Pichhwai art is practised by both Hindus and Muslims in sync with their own socio-religious ethos.
Pichhwai artists express themselves through paintings as well as embroidery. While among the Hindus, the Pichhwai artists paint large-sized murals with miniaturized mythological characters, mainly Krishna, the Muslims practised it in embroidery form. ‘Tree of life’ had been the dominant motif for the Muslim embroiders who were scattered all through princely India.
Today Pichhwai artists have got confined to the states of Gujarat and Rajasthan. The art is increasingly being lost and artisans are switching over to newer occupations. But a concerted effort is being made at Udaipur to keep this art alive, both in its paintings as well as embroidery forms. Jagdish Parihar, a traditional practitioner of Pichhwai art has been training and patronizing a team of painters as well as embroiders to continue their work under his stewardship.
Among Hndus, Pichhwai is a devotional art form. Hindu Pichhwai painters mainly paint large sized mural on thick textile material. These paintings portray stories related to Krishna in a panoramic format i.e., gathering several narratives in the same paintings in multiple frames. Colours are often sharp and characters are in miniature form. Since these murals form the backdrop of the presiding deity in Nathdwara temple, these have come to be known as “Pichhwai” or “hung back side”. Curiously, the manifestation of Krishna in this part is known as “Shreenath Ji”.
The Pichhwai embroidery is reported to have originated in the Mughal courts where they would employ ‘mochi artisans’ to stitch ‘Tree of life’ on large sheets, i.e., ranging from 6 feet by 4 feet to 6 feet by 14 feet. It travelled to Nathdwara in the 16th century. The work was very intricate with a multi-colour silk yarn used to provide good contrast on mainly beige background material. Of late, even artists from Pakistan are said to be arriving to learn this art.
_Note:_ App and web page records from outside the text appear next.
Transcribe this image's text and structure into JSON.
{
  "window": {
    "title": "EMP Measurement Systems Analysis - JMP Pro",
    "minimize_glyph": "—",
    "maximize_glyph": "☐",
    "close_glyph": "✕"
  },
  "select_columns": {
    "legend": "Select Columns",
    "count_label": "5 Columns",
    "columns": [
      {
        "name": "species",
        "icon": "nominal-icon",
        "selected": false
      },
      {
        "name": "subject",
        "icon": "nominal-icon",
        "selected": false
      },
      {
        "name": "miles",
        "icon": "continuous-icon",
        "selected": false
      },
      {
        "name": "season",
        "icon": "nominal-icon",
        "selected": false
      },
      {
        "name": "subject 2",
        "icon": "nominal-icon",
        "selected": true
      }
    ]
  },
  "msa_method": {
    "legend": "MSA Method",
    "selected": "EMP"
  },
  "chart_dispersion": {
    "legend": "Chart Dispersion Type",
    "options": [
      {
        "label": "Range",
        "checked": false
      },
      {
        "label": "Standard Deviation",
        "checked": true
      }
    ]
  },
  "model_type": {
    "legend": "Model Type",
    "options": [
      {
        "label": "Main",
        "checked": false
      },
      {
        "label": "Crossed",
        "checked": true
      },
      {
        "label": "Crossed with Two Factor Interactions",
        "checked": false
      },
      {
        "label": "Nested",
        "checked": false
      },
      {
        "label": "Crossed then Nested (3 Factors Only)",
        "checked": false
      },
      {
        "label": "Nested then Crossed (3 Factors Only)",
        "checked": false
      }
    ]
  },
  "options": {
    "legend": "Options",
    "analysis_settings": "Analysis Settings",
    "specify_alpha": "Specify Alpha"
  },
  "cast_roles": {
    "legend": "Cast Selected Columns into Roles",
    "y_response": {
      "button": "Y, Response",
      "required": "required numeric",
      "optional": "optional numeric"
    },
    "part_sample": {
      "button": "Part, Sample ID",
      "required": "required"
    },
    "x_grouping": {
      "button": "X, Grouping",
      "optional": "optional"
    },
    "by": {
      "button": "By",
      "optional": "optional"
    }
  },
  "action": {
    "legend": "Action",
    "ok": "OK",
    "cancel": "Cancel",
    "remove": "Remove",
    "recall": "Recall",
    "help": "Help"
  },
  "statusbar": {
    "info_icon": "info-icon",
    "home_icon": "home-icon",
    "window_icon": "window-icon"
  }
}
In recent years, the Pichhwais of Nathdwara have caught the eye of famous architect from Baroda, Karan Grover, who has taken upon himself the task of getting the art recognized by the Unesco. Says Grover, the man behind conservation of the fabled city of Champaner-Pavagadh in Gujarat, (and who sponsored the exhibition in Bengaluru), the Pichhwai art survives through a slender link with the past and the artisans need support both from the connoisseurs of art as well as the Government. “It has historically been associated with Nathdwara temple alone and only a few families have been practising it through centuries. If indeed a generation is removed from the middle, it will be rendered extinct. The exhibition at Bengaluru, when scions of nearly 200 former Raj Gharanas (princely families had gathered here in connection with a royal wedding around January 25-26 this year), is merely to draw the attention towards the dying art,” says Grover.
Having been handed down through nearly 20 generations, the Pichhwai art has survived over the centuries. Most of the artists have taken meticulous care to preserve sketches of previous work by documenting details of their buyers who are part of an international clientele.